Data section start

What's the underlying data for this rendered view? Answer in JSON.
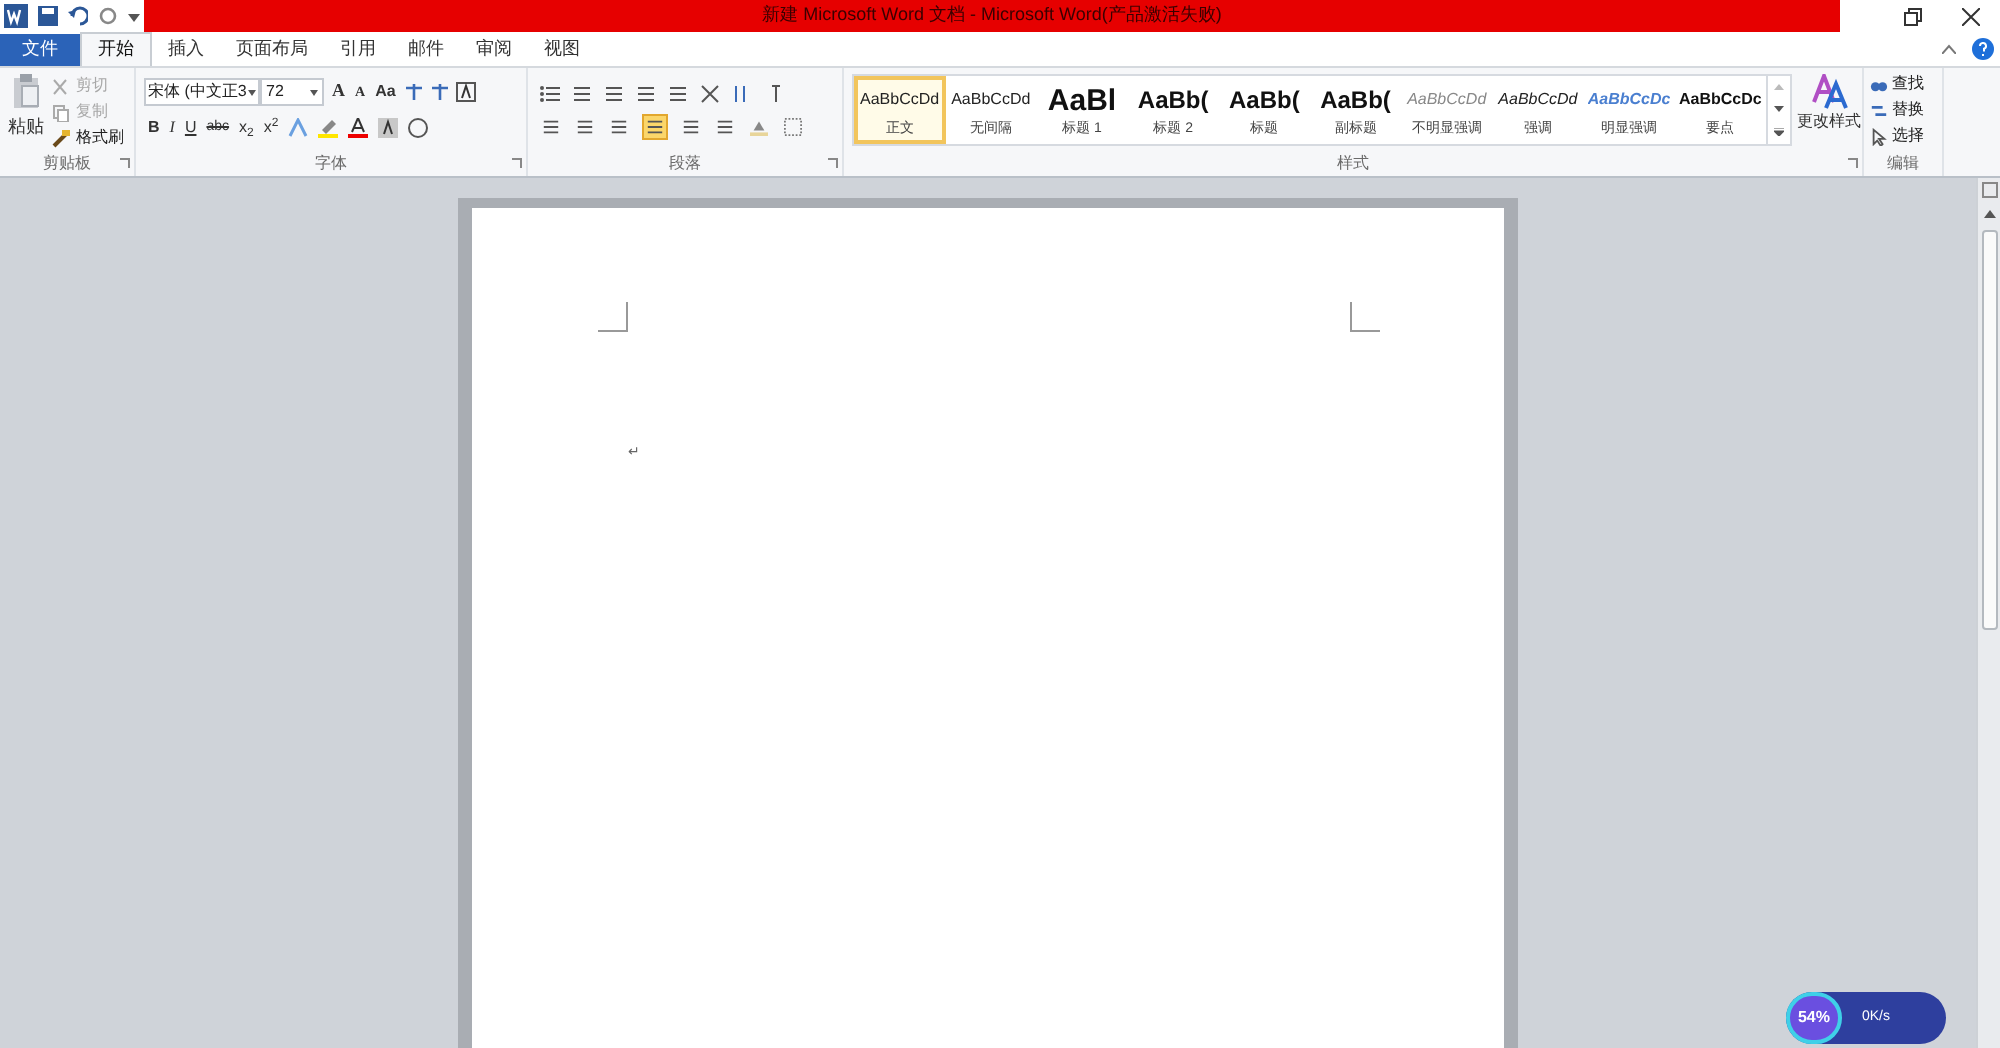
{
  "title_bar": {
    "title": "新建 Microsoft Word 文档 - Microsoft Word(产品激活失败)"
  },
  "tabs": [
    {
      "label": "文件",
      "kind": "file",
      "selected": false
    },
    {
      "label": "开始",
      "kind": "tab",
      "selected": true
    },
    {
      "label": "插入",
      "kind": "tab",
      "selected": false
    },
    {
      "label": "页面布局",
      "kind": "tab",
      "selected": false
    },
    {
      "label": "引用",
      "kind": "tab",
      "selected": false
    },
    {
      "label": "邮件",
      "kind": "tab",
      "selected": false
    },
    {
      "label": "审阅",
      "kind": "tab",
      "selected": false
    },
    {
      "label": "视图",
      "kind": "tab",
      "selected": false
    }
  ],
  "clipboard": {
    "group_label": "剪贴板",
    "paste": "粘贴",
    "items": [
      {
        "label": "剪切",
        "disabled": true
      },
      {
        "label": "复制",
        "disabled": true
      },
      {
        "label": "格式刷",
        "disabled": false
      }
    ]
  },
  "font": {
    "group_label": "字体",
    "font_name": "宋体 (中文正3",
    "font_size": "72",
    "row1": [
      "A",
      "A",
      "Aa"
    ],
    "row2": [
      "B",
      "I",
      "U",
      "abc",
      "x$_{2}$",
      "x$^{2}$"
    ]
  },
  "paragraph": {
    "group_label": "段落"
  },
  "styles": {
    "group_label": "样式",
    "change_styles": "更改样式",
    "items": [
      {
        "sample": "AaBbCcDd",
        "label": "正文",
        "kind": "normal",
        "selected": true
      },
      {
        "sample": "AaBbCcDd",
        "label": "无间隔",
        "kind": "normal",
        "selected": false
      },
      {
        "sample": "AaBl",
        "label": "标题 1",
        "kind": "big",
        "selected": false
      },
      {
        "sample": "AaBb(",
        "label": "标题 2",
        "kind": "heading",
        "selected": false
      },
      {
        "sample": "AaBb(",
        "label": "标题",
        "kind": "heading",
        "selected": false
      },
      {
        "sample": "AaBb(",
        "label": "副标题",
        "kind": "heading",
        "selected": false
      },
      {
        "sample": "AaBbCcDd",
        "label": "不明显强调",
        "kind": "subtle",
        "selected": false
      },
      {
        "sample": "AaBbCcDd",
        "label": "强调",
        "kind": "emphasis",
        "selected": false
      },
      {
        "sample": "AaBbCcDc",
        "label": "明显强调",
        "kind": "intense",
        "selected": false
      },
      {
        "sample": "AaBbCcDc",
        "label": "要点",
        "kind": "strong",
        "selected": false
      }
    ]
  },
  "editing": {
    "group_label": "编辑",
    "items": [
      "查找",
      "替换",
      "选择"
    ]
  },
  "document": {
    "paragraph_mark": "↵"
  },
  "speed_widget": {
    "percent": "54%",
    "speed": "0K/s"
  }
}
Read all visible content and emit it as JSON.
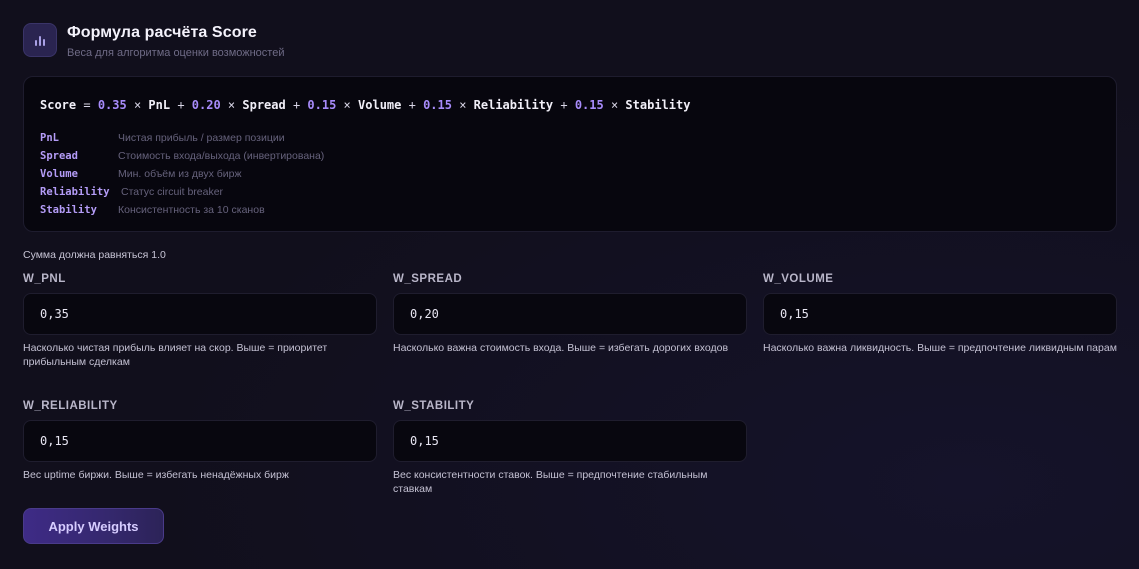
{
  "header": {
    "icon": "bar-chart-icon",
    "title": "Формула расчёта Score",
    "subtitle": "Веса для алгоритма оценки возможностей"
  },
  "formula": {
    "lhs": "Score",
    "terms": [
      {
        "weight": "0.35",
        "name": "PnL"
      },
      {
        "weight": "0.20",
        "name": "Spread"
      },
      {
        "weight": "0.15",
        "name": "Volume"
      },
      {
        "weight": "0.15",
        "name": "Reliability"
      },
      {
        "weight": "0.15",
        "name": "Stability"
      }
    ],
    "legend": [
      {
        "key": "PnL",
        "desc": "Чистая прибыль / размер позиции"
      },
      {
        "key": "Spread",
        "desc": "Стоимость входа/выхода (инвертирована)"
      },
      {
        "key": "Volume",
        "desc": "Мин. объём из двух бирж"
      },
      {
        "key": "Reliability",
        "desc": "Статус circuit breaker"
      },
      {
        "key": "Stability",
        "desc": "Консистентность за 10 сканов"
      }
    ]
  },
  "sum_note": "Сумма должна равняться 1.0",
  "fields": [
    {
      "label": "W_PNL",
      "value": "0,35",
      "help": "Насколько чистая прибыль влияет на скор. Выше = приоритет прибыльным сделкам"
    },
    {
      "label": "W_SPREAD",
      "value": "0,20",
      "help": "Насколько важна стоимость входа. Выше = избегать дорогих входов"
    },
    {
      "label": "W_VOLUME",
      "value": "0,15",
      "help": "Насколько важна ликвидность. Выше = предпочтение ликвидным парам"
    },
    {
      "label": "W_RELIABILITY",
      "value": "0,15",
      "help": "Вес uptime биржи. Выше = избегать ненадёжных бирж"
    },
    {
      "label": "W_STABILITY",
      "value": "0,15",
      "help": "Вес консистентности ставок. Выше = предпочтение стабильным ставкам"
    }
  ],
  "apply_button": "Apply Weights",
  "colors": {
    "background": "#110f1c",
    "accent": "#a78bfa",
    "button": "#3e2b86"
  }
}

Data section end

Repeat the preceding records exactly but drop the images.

#### [Response box]
What's the underlying data for this rendered view? Answer in JSON.
{
  "title_bar": {
    "title": "新建 Microsoft Word 文档 - Microsoft Word(产品激活失败)"
  },
  "tabs": [
    {
      "label": "文件",
      "kind": "file",
      "selected": false
    },
    {
      "label": "开始",
      "kind": "tab",
      "selected": true
    },
    {
      "label": "插入",
      "kind": "tab",
      "selected": false
    },
    {
      "label": "页面布局",
      "kind": "tab",
      "selected": false
    },
    {
      "label": "引用",
      "kind": "tab",
      "selected": false
    },
    {
      "label": "邮件",
      "kind": "tab",
      "selected": false
    },
    {
      "label": "审阅",
      "kind": "tab",
      "selected": false
    },
    {
      "label": "视图",
      "kind": "tab",
      "selected": false
    }
  ],
  "clipboard": {
    "group_label": "剪贴板",
    "paste": "粘贴",
    "items": [
      {
        "label": "剪切",
        "disabled": true
      },
      {
        "label": "复制",
        "disabled": true
      },
      {
        "label": "格式刷",
        "disabled": false
      }
    ]
  },
  "font": {
    "group_label": "字体",
    "font_name": "宋体 (中文正3",
    "font_size": "72",
    "row1": [
      "A",
      "A",
      "Aa"
    ],
    "row2": [
      "B",
      "I",
      "U",
      "abc",
      "x$_{2}$",
      "x$^{2}$"
    ]
  },
  "paragraph": {
    "group_label": "段落"
  },
  "styles": {
    "group_label": "样式",
    "change_styles": "更改样式",
    "items": [
      {
        "sample": "AaBbCcDd",
        "label": "正文",
        "kind": "normal",
        "selected": true
      },
      {
        "sample": "AaBbCcDd",
        "label": "无间隔",
        "kind": "normal",
        "selected": false
      },
      {
        "sample": "AaBl",
        "label": "标题 1",
        "kind": "big",
        "selected": false
      },
      {
        "sample": "AaBb(",
        "label": "标题 2",
        "kind": "heading",
        "selected": false
      },
      {
        "sample": "AaBb(",
        "label": "标题",
        "kind": "heading",
        "selected": false
      },
      {
        "sample": "AaBb(",
        "label": "副标题",
        "kind": "heading",
        "selected": false
      },
      {
        "sample": "AaBbCcDd",
        "label": "不明显强调",
        "kind": "subtle",
        "selected": false
      },
      {
        "sample": "AaBbCcDd",
        "label": "强调",
        "kind": "emphasis",
        "selected": false
      },
      {
        "sample": "AaBbCcDc",
        "label": "明显强调",
        "kind": "intense",
        "selected": false
      },
      {
        "sample": "AaBbCcDc",
        "label": "要点",
        "kind": "strong",
        "selected": false
      }
    ]
  },
  "editing": {
    "group_label": "编辑",
    "items": [
      "查找",
      "替换",
      "选择"
    ]
  },
  "document": {
    "paragraph_mark": "↵"
  },
  "speed_widget": {
    "percent": "54%",
    "speed": "0K/s"
  }
}
Read all visible content and emit it as JSON.
{
  "header": {
    "icon": "bar-chart-icon",
    "title": "Формула расчёта Score",
    "subtitle": "Веса для алгоритма оценки возможностей"
  },
  "formula": {
    "lhs": "Score",
    "terms": [
      {
        "weight": "0.35",
        "name": "PnL"
      },
      {
        "weight": "0.20",
        "name": "Spread"
      },
      {
        "weight": "0.15",
        "name": "Volume"
      },
      {
        "weight": "0.15",
        "name": "Reliability"
      },
      {
        "weight": "0.15",
        "name": "Stability"
      }
    ],
    "legend": [
      {
        "key": "PnL",
        "desc": "Чистая прибыль / размер позиции"
      },
      {
        "key": "Spread",
        "desc": "Стоимость входа/выхода (инвертирована)"
      },
      {
        "key": "Volume",
        "desc": "Мин. объём из двух бирж"
      },
      {
        "key": "Reliability",
        "desc": "Статус circuit breaker"
      },
      {
        "key": "Stability",
        "desc": "Консистентность за 10 сканов"
      }
    ]
  },
  "sum_note": "Сумма должна равняться 1.0",
  "fields": [
    {
      "label": "W_PNL",
      "value": "0,35",
      "help": "Насколько чистая прибыль влияет на скор. Выше = приоритет прибыльным сделкам"
    },
    {
      "label": "W_SPREAD",
      "value": "0,20",
      "help": "Насколько важна стоимость входа. Выше = избегать дорогих входов"
    },
    {
      "label": "W_VOLUME",
      "value": "0,15",
      "help": "Насколько важна ликвидность. Выше = предпочтение ликвидным парам"
    },
    {
      "label": "W_RELIABILITY",
      "value": "0,15",
      "help": "Вес uptime биржи. Выше = избегать ненадёжных бирж"
    },
    {
      "label": "W_STABILITY",
      "value": "0,15",
      "help": "Вес консистентности ставок. Выше = предпочтение стабильным ставкам"
    }
  ],
  "apply_button": "Apply Weights",
  "colors": {
    "background": "#110f1c",
    "accent": "#a78bfa",
    "button": "#3e2b86"
  }
}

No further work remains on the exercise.